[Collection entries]

------------------------------

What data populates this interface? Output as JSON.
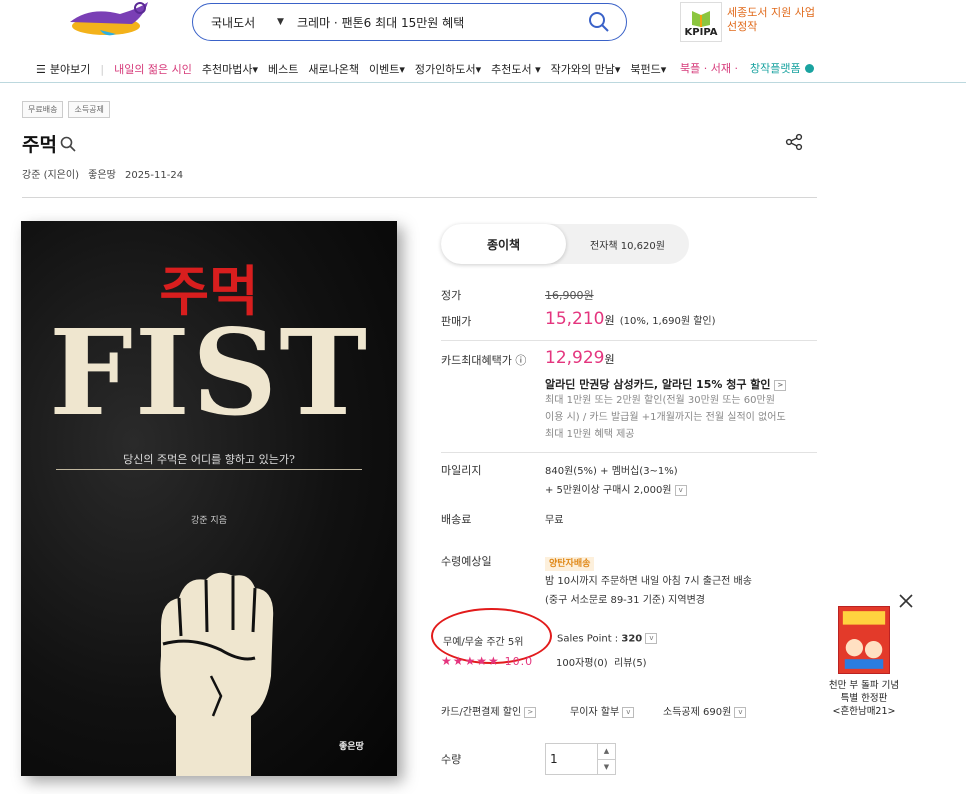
{
  "header": {
    "search_category": "국내도서",
    "search_query": "크레마 · 팬톤6 최대 15만원 혜택",
    "kpipa_label": "KPIPA",
    "kpipa_text": "세종도서 지원 사업 선정작"
  },
  "nav": {
    "items": [
      "분야보기",
      "내일의 젊은 시인",
      "추천마법사▾",
      "베스트",
      "새로나온책",
      "이벤트▾",
      "정가인하도서▾",
      "추천도서 ▾",
      "작가와의 만남▾",
      "북펀드▾"
    ],
    "right_a": "북플 · 서재 ·",
    "right_b": "창작플랫폼"
  },
  "book": {
    "badges": [
      "무료배송",
      "소득공제"
    ],
    "title": "주먹",
    "author": "강준 (지은이)",
    "publisher": "좋은땅",
    "date": "2025-11-24",
    "cover": {
      "title_kr": "주먹",
      "title_en": "FIST",
      "subtitle": "당신의 주먹은 어디를 향하고 있는가?",
      "author": "강준 지음",
      "publisher": "좋은땅"
    }
  },
  "format": {
    "paper": "종이책",
    "ebook": "전자책 10,620원"
  },
  "price": {
    "list_label": "정가",
    "list_value": "16,900원",
    "sale_label": "판매가",
    "sale_value": "15,210",
    "sale_unit": "원",
    "sale_note": "(10%, 1,690원 할인)",
    "card_label": "카드최대혜택가",
    "card_value": "12,929",
    "card_unit": "원",
    "card_promo": "알라딘 만권당 삼성카드, 알라딘 15% 청구 할인",
    "card_detail_1": "최대 1만원 또는 2만원 할인(전월 30만원 또는 60만원",
    "card_detail_2": "이용 시) / 카드 발급월 +1개월까지는 전월 실적이 없어도",
    "card_detail_3": "최대 1만원 혜택 제공"
  },
  "mileage": {
    "label": "마일리지",
    "line1": "840원(5%) + 멤버십(3~1%)",
    "line2": "+ 5만원이상 구매시 2,000원"
  },
  "shipping": {
    "label": "배송료",
    "value": "무료"
  },
  "delivery": {
    "label": "수령예상일",
    "tag": "양탄자배송",
    "line1": "밤 10시까지 주문하면 내일 아침 7시 출근전 배송",
    "line2": "(중구 서소문로 89-31 기준) 지역변경"
  },
  "rank": {
    "text": "무예/무술 주간 5위",
    "sales_point_label": "Sales Point :",
    "sales_point_value": "320",
    "stars": "★★★★★",
    "rating": "10.0",
    "review_100": "100자평(0)",
    "review": "리뷰(5)"
  },
  "payment": {
    "card": "카드/간편결제 할인",
    "installment": "무이자 할부",
    "deduction": "소득공제 690원"
  },
  "quantity": {
    "label": "수량",
    "value": "1"
  },
  "ad": {
    "line1": "천만 부 돌파 기념",
    "line2": "특별 한정판",
    "line3": "<흔한남매21>"
  }
}
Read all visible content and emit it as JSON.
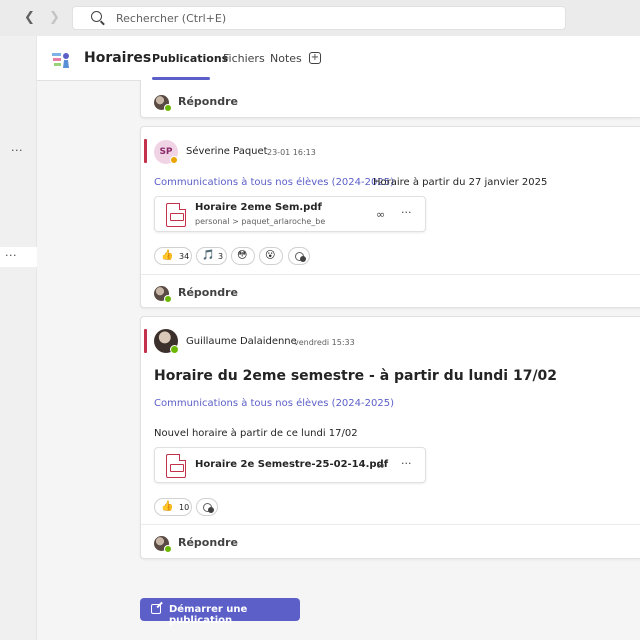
{
  "search": {
    "placeholder": "Rechercher (Ctrl+E)"
  },
  "nav": {
    "back_icon": "chevron-left-icon",
    "forward_icon": "chevron-right-icon"
  },
  "leftrail": {
    "more_label_1": "···",
    "more_label_2": "···"
  },
  "header": {
    "team_name": "Horaires",
    "tabs": [
      {
        "label": "Publications",
        "active": true
      },
      {
        "label": "Fichiers"
      },
      {
        "label": "Notes"
      }
    ],
    "add_tab_label": "+"
  },
  "colors": {
    "accent": "#5b5fc7",
    "card_accent": "#c4314b",
    "away": "#eaa300",
    "available": "#6bb700"
  },
  "reply_label": "Répondre",
  "posts": [
    {
      "author_initials": "SP",
      "author": "Séverine Paquet",
      "time": "23-01 16:13",
      "channel": "Communications à tous nos élèves (2024-2025)",
      "text": "Horaire à partir du 27 janvier 2025",
      "attachment": {
        "name": "Horaire 2eme Sem.pdf",
        "path": "personal > paquet_arlaroche_be"
      },
      "reactions": [
        {
          "icon": "thumbs-up",
          "emoji": "👍",
          "count": "34"
        },
        {
          "icon": "music-note",
          "emoji": "🎵",
          "count": "3"
        },
        {
          "icon": "blushing-face",
          "emoji": "😳",
          "count": ""
        },
        {
          "icon": "surprised-face",
          "emoji": "😮",
          "count": ""
        }
      ]
    },
    {
      "author": "Guillaume Dalaidenne",
      "time": "vendredi 15:33",
      "title": "Horaire du 2eme semestre - à partir du lundi 17/02",
      "channel": "Communications à tous nos élèves (2024-2025)",
      "text": "Nouvel horaire à partir de ce lundi 17/02",
      "attachment": {
        "name": "Horaire 2e Semestre-25-02-14.pdf"
      },
      "reactions": [
        {
          "icon": "thumbs-up",
          "emoji": "👍",
          "count": "10"
        }
      ]
    }
  ],
  "start_post_label": "Démarrer une publication"
}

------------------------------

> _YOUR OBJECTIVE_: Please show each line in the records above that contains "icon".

> _TASK ANSWER_:
    "back_icon": "chevron-left-icon",
    "forward_icon": "chevron-right-icon"
          "icon": "thumbs-up",
          "icon": "music-note",
          "icon": "blushing-face",
          "icon": "surprised-face",
          "icon": "thumbs-up",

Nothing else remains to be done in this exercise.